SEO for the feed does throw up some interesting questions and we will have to wait and see how/if Google Adwords will integrate into the feed. Potentially sponsored content? That would simply be speculation. What we can confidently say is that:
- Mobile content and Accelerated Mobile Pages (AMP) will continue to rise in importance.
- News websites are going to need to focus on their SEO and also their CTR from search.
- We don’t know enough about the feed yet and whether it works on a similar algorithm to organic search.
Should the feed be a success, we may even find that organic search queries increase as people spend longer and longer on the platform!
The Wider Impact
It is still very early days but we have had a quick brainstorm in regards to the potential impact of Google’s feed becoming super popular. The result? The highest impact will be on news websites, blogs and aggregator sites/apps.
Let’s take news websites as an example: BBC, The Guardian, Daily Mail, CNN, Fox News.
Suddenly people will be able to get a variety of news and opinions via one platform, Google becomes the best aggregator of news globally, all personalised to your preferences.
There is the weighing up of how strong these preference settings will be vs Google’s fact checking carousel and whether this contributes to or cures the issue of ‘echo chambers’, but we’ll leave that to LBC to discuss.
The point is that if Google becomes people’s first port of call for news, this is going to have a significant impact on the news sites themselves. Instead of going to The Guardian for their morning update those users might start using Google’s feed instead. Extrapolate this further and retention of users will be crucial for news sites, i.e reducing the amount of users pressing the back button to return to the Google feed after reading an article.
Pocket under threat?
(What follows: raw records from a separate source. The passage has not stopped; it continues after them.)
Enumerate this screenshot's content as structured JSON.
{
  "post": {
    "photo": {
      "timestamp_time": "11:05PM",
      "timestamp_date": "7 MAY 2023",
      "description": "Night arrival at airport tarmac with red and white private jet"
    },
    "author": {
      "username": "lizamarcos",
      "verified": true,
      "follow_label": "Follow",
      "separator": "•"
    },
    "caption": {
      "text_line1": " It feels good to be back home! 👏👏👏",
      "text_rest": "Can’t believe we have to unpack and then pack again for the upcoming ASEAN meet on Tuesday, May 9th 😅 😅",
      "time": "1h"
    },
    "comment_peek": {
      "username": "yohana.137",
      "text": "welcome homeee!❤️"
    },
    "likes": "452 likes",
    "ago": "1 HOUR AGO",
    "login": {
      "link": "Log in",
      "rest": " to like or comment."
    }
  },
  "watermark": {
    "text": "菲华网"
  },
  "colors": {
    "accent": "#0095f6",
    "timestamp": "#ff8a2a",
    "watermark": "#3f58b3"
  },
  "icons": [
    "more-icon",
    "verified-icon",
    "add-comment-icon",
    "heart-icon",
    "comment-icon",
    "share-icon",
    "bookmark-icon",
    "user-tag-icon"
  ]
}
Last year we thought that the app Pocket would be acquired but now this looks even less likely. Aggregator apps (especially those focused on personalised content) could be under serious threat here. Google has the power. They can index faster, provide a wider range of subjects, they have more R&D budget for continual improvement and critical mass of potential users.
We believe that should the Google feed be a success that news and content aggregator sites will find that their lives suddenly become a lot harder.
Opportunity for Content Marketing
It is not all doom and gloom. There is always opportunity, even for the news sites. They will have the potential to gain new users via the feed and therefore grow their user base.
One of the biggest opportunities will be for content marketers. They are already capitalising on the world’s largest aggregator of information in the world: Google’s search engine. The personalised nature of the feed will offer different opportunities to the search engine. For example, B2B content marketers can focus on client retention by providing more contemporary updates and longer form content which will be displayed to industry peers via the feed (if their preference settings are correct).
The user intent displayed by a search query can sometimes be ambiguous. The opportunity for content marketers in relation to Google’s feed is that the more they use the feed, the better Google gets at understanding their interests. In turn, if your content is displaying in someone’s feed there is a high chance that they will be interested in it, therefore increasing CTR. I wonder what Google will call their feed as a referrer in Google Analytics and whether they will separate it from organic search?
We’ll have to wait and see…
You might now be thinking that this was an awfully long article with a lot of hypothetical situations in it, and you would be right. It was a conscious decision though. Google may have failed with Google Plus, Google Authorship and many other ventures, but when they get it right they tend to get it right BIG.
Hopefully the information and scenarios above give you a better understanding of the new feed, what it does and the potential impact on not only the marketing world but also in the way that we consume information.